The ACLU of Nevada has announced that it will challenge the state’s new, high-profile “education savings account” law. The measure would provide up to approximately $5,000 per child in public dollars to pay for school choice –including private or parochial school tuition — as well as other educational expenses.
The Nevada law has drawn national notice, as experts consider it unprecedented in scope, since most families in the state are eligible to participate.
The ACLU claims the new law violates Nevada’s state Constitution, which specifically prohibits public funds from being used for religious purposes.
“About three dozen other states have similar provisions in their constitution, and the Colorado Supreme Court in June rejected the constitutionality of a voucher system similar to Nevada’s ESA program.
“Nevada’s constitution has the exact same phrasing as Colorado,” said Seth Rau, policy director for Nevada Succeeds, a bipartisan nonprofit advocating for improvements to Silver State schools.
“However, the state and defense attorneys (in Nevada) will argue that money is given to the parents, not to a sectarian purpose,” he said. “They’ll argue the money is being used for public education.

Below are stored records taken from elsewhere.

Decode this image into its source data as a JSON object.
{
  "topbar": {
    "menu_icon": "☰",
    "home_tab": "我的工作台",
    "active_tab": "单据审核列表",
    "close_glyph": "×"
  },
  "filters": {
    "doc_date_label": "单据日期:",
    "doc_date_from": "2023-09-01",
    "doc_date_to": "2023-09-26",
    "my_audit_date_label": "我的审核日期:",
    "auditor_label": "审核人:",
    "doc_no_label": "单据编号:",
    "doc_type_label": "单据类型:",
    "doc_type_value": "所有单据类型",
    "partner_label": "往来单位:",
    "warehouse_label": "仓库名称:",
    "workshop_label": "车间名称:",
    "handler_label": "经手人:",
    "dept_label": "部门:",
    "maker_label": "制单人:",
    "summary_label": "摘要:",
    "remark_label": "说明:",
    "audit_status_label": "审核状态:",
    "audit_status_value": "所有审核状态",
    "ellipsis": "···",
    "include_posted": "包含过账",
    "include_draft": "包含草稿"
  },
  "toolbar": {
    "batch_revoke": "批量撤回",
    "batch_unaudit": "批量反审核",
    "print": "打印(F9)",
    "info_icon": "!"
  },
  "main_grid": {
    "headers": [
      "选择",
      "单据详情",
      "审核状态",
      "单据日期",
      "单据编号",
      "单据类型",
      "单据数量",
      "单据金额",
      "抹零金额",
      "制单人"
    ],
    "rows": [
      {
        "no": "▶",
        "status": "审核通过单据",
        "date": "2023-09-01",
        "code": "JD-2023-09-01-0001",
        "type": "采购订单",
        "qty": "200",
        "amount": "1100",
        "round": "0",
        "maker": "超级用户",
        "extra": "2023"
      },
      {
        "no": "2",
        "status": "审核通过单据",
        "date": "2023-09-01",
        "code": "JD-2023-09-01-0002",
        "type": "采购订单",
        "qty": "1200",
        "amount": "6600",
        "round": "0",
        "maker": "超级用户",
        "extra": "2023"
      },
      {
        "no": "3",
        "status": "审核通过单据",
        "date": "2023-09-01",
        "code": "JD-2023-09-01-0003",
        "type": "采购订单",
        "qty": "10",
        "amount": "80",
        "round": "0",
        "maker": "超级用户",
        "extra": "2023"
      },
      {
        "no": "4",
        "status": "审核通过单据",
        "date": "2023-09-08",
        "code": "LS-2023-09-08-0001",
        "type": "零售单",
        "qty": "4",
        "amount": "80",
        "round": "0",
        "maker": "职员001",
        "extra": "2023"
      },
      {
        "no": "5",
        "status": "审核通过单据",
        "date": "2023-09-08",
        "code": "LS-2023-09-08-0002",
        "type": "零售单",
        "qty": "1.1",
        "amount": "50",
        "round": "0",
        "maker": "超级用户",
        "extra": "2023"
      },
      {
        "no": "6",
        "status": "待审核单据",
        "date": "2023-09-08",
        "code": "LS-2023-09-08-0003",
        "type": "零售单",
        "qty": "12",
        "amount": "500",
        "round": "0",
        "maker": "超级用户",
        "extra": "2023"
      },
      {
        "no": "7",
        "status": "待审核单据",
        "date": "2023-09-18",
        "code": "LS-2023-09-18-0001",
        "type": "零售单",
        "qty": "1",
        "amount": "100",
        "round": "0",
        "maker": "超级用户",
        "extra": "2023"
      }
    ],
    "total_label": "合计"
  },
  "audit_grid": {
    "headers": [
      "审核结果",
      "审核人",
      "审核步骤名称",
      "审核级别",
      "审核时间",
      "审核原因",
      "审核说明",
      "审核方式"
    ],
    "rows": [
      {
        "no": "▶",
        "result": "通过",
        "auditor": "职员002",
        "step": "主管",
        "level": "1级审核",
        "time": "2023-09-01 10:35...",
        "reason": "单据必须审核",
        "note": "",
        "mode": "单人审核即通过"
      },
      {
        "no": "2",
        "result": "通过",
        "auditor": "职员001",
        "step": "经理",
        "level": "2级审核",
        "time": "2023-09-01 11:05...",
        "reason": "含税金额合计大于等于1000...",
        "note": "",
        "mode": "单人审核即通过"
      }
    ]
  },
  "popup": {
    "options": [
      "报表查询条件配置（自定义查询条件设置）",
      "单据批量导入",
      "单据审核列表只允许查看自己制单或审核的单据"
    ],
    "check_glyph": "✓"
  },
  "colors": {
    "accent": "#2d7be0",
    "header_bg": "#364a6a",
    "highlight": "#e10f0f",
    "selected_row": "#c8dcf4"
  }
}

I believe that’s something the courts need to decide.””
Interest in the new educational choice program is high – the state agency overseeing it says more than 2,800 applications have already been received. It’s worth noting that the law requires students seeking the scholarships to have already been a public school student for at least 100 consecutive academic days. That means families who have had their children exclusively in private school or homeschooling settings won’t qualify.
That’s a bitter pill to many, and it’s not going down easily. The Review-Journal’s Neal Morton reported in July that there were concerns some private school students would be pulled out of school and enrolled in public campuses simply to satisfy the 100-day rule:
“It would be to the detriment of the child to uproot them from their school of choice, their friends, their teachers, their peers, their school community to meet the 100-day requirement,” said Catherine Thompson, school superintendent for the Roman Catholic Diocese of Las Vegas, which operates Bishop Gorman High School and six other private schools across the valley. “It is not only wholly disruptive to the child‘s educational experience but it negatively impacts the child‘s academic achievement.”
In an opinion piece for the New York Times’ website earlier this month, Brittany Bronson — an English instructor at the University of Nevada, Las Vegas — writes that the larger issue for the local community won’t be addressed by the new law. One in four children in Las Vegas are experiencing challenges and stresses that can’t be solved simply by attending a higher-quality school, she writes:
“In Nevada, about one in four children live in poverty, not because their schools have failed them, but because their parents juggle multiple jobs on a stagnant minimum wage, have little job security and are denied paid time off.
The Anne E. Casey Foundation argues that improving the well-being of children in poverty requires a two-generation approach, meaning you can’t improve the situation for children without addressing the economic realities of their parents. Its 2015 report states that, “Boosting low family income, especially early in a child’s life, can have lasting positive effects on cognitive development, health, and academic achievement.””
Indeed, securing a better long-term outcome for students won’t happen if their home lives are unstable, and many parents say you can’t leave parents out of that equation. For more on how stress and trauma can impact student learning, take a look at the writeup from our panel discussion on the topic at last year’s EWA National Seminar.
Over at the Las Vegas Sun, Ian Whittaker looked at the impact of the city’s teacher shortage on schools serving students from low-income areas – families that are typically less likely to be able to take advantage of school “choice” options. And the shortage is hurting the most vulnerable students the most, the Sun concludes:
“An examination of the Clark County School District’s list of vacancies by school revealed that teacher shortages in the valley’s at-risk schools have continued to get worse while schools in wealthy neighborhoods have largely remained unscathed.
Vacant teaching positions at Martin Luther King Jr. Elementary, where the student body is 69 percent Hispanic or Latino, exploded from four last year to 20 this year. At Jeffers Elementary, where 100 percent of students qualify for free and reduced lunch, vacancies rose from just two to 17.
By comparison, Twitchell and Bonner, the two highest-performing CCSD elementary schools located in Henderson and Summerlin respectively, have zero vacancies this school year.”
Nevada’s new school choice law — arguably the most expansive in the nation – is attracting plenty of national attention. We’ll have to wait and see how families are interested (and able) to take advantage of it, and whether those dollars flow to existing high-performing private campuses, or if parents use those dollars for things like supplemental services or even homeschooling.
Earlier this summer my EWA colleague Erik Robelen offered 10 questions to ask about Nevada’s new law. And in a separate post, we looked at some other big changes on the school choice landscape nationally. If you’re writing about these issues, a good place to start is our Charters & Choice Topics Page. You’ll find the latest research, key coverage, and even story ideas. And our newly revamped Source Search is ready to help you find expert voices.